Malaysia's Mahathir seeks to cut national debt of 65% of GDP
KUALA LUMPUR - Malaysia will try to cut its national debt of 1 trillion ringgit ($251.67 billion) by aborting some projects, reconsidering others and cutting ministers’ salaries, Prime Minister Mahathir Mohamad said on Wednesday.
Mahathir, 92, led an opposition coalition to a shock victory in elections this month after campaigning on rising living costs and a promise to clean up corruption at the highest levels of government.
Mahathir said the national debt of Southeast Asia’s third-largest economy was 65 percent of GDP, and earlier this week blamed abuses by the previous government of ousted premier Najib Razak.

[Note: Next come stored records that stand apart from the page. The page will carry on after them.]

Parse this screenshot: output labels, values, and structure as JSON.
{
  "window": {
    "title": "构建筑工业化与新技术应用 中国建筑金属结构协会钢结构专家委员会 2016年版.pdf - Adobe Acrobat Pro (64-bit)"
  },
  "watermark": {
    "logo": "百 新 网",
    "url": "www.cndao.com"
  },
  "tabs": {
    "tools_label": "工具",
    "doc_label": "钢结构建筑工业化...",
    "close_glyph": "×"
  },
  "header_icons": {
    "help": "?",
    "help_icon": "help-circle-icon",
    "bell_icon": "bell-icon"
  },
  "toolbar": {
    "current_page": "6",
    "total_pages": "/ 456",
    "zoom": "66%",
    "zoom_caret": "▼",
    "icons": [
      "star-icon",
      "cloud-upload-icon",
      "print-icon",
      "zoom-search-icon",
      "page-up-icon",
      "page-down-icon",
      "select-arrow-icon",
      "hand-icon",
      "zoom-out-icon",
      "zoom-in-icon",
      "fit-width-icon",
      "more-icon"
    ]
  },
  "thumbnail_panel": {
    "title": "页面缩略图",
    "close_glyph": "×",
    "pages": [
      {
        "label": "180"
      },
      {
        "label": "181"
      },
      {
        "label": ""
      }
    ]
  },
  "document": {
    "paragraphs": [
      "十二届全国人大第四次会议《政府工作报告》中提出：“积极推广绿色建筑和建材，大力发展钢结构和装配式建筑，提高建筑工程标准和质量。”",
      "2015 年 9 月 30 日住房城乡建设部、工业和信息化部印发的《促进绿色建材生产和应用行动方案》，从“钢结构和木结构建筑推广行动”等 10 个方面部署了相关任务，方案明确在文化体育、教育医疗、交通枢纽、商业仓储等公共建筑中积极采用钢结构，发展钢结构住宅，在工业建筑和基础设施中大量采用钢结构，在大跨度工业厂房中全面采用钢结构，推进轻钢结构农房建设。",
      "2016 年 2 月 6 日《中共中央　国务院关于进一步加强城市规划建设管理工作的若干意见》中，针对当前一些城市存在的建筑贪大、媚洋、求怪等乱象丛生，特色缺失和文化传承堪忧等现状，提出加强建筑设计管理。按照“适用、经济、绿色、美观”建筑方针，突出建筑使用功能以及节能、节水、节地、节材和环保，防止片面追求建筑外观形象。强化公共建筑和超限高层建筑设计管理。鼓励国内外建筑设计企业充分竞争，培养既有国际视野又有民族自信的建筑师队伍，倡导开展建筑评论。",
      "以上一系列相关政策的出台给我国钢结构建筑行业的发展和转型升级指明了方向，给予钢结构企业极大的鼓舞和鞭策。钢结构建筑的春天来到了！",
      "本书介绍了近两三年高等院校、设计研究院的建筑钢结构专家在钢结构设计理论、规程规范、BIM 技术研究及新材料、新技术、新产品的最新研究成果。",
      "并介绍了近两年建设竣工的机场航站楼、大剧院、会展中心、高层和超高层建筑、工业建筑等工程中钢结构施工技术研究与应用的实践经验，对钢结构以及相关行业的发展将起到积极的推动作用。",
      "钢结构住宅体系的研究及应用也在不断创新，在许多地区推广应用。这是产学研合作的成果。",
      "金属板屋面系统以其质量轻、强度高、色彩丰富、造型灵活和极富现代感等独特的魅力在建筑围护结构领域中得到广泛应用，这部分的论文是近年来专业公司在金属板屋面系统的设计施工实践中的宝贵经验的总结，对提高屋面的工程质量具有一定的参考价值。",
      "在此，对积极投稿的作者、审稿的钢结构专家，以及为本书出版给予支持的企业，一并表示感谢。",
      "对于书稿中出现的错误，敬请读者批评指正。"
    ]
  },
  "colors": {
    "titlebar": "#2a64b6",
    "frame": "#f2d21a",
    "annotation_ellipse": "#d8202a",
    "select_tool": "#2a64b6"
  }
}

“I’ve been informed that our debt is actually 1 trillion ringgit, but today we were able to study and look for ways to reduce this debt,” he said at a press conference.
Mahathir also said he would review the search by a U.S. firm for Malaysia Airlines Flight MH370 which disappeared on its way from Kuala Lumpur to Beijing on March 8, 2014, with 239 people on board in one of the world’s biggest aviation mysteries.

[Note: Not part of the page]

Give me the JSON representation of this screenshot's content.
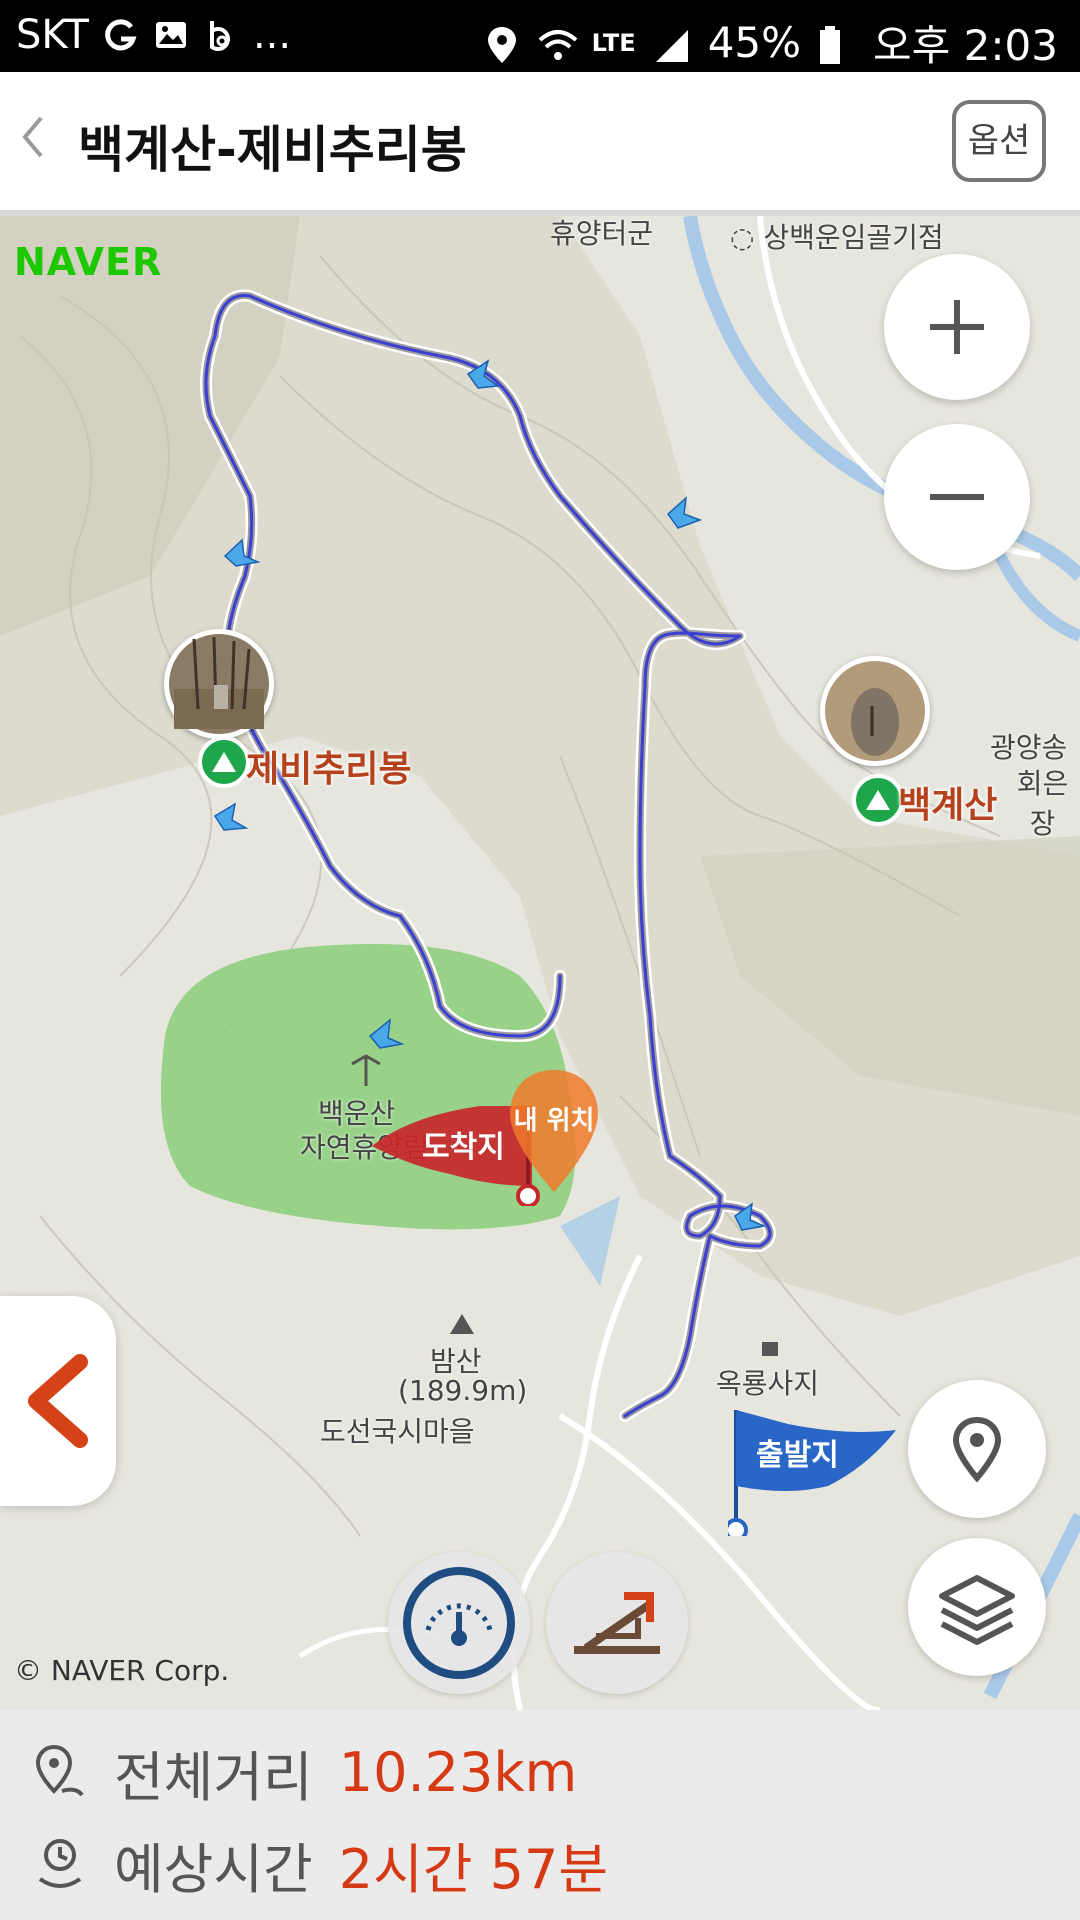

The new transport minister later said the search would end on Tuesday.
Rating agency Moody’s Investors Service said in March that Malaysia’s debt-to-GDP ratio was “quite high” at 51 percent and could pose risks to the economy if allowed to continue rising.
Mahathir has also announced plans to revoke a controversial goods and services tax that was intended to rake in 43.8 billion ringgit ($11.05 billion) this year, and reinstate fuel subsidies amid rising oil prices.
While popular with voters, these plans would widen the fiscal deficit and can be credit negative without any offsetting measures, according to Moody’s.
Mahathir said cabinet ministers’ salaries would be cut by 10 percent and that his government would decide “very soon” on whether to continue with the Singapore-Kuala Lumpur high speed rail project.
“This will be managed by the finance minister and in our downsizing process, no one with lower salaries will be affected,” he added.
Najib has said previously the national debt was below his government’s self-imposed ceiling of 55 percent of GDP. But Mahathir has said many of the figures recording the financial position may be false.
Najib faces a graft probe into a multi-billion dollar scandal at state fund 1Malaysia Development Berhad (1MDB). Since his electoral defeat, authorities have searched properties owned by Najib and his wife, Rosmah Mansor, and seized cash and items, including jewellery and luxury handbags, estimated to be worth millions of dollars.
Najib denies wrongdoing.